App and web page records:
———
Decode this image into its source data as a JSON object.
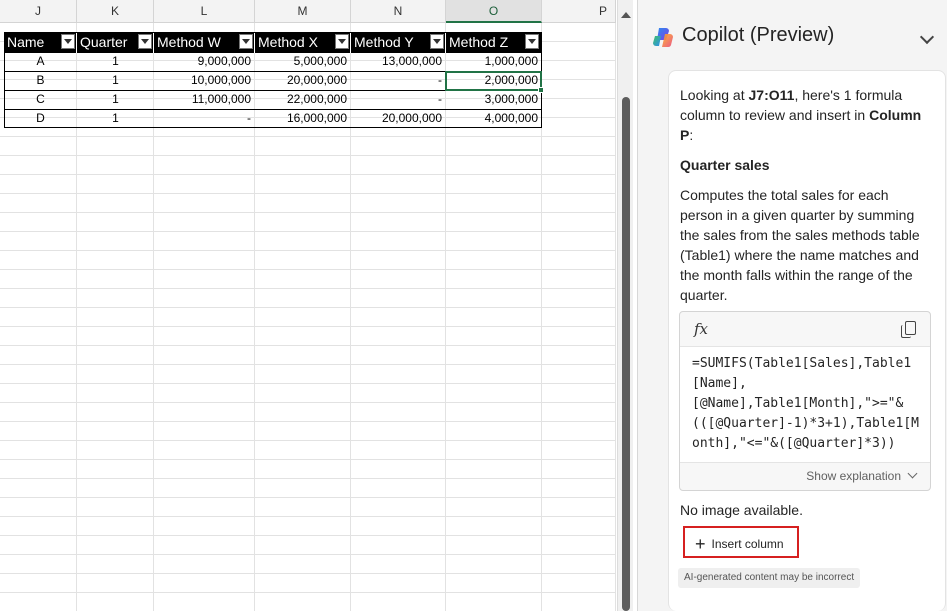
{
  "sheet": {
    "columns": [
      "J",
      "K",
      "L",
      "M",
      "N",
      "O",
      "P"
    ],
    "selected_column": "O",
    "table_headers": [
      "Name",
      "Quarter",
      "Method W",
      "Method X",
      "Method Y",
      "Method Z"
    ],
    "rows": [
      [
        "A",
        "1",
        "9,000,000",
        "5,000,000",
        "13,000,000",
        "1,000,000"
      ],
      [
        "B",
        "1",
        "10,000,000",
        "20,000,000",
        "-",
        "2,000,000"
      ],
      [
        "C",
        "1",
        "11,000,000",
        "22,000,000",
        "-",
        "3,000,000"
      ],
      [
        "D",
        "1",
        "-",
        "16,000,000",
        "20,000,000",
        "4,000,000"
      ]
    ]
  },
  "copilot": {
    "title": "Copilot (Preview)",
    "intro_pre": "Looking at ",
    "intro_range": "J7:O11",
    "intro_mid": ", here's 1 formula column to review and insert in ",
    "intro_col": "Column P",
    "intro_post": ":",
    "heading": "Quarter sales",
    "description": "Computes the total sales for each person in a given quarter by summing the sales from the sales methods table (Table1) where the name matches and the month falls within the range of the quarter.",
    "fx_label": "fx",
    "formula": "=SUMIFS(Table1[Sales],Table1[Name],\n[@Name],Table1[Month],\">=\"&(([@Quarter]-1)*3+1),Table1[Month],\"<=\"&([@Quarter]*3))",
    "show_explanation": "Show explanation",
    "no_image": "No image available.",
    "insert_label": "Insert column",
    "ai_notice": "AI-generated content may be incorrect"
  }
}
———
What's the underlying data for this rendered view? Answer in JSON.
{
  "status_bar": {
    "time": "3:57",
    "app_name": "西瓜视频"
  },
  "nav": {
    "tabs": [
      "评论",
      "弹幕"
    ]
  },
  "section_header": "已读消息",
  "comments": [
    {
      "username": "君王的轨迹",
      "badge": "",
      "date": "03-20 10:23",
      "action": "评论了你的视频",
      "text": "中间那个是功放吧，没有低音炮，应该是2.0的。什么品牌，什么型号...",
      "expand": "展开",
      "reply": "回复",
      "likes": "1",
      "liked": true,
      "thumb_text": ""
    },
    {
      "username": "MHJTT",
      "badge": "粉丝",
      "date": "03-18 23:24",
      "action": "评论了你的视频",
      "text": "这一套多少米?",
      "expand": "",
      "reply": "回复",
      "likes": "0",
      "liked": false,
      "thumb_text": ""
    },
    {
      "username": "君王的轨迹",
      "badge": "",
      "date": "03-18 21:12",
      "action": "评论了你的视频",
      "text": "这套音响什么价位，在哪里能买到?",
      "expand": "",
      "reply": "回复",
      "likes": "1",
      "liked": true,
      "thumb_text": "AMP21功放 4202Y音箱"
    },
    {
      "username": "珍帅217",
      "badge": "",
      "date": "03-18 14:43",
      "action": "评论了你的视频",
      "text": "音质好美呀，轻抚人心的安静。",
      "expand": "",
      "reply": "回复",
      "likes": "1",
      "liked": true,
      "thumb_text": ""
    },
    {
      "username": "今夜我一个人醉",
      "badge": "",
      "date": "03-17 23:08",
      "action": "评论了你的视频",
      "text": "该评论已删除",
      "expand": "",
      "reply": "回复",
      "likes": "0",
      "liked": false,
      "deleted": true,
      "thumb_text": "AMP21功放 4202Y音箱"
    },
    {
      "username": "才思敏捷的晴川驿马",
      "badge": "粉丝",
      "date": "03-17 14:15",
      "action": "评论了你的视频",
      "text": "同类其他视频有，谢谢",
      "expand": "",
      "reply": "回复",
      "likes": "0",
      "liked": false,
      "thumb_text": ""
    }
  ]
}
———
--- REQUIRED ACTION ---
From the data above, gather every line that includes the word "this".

--- WRITTEN ANSWER ---
Decode this image into its source data as a JSON object.
What's the underlying data for this rendered view? Answer in JSON.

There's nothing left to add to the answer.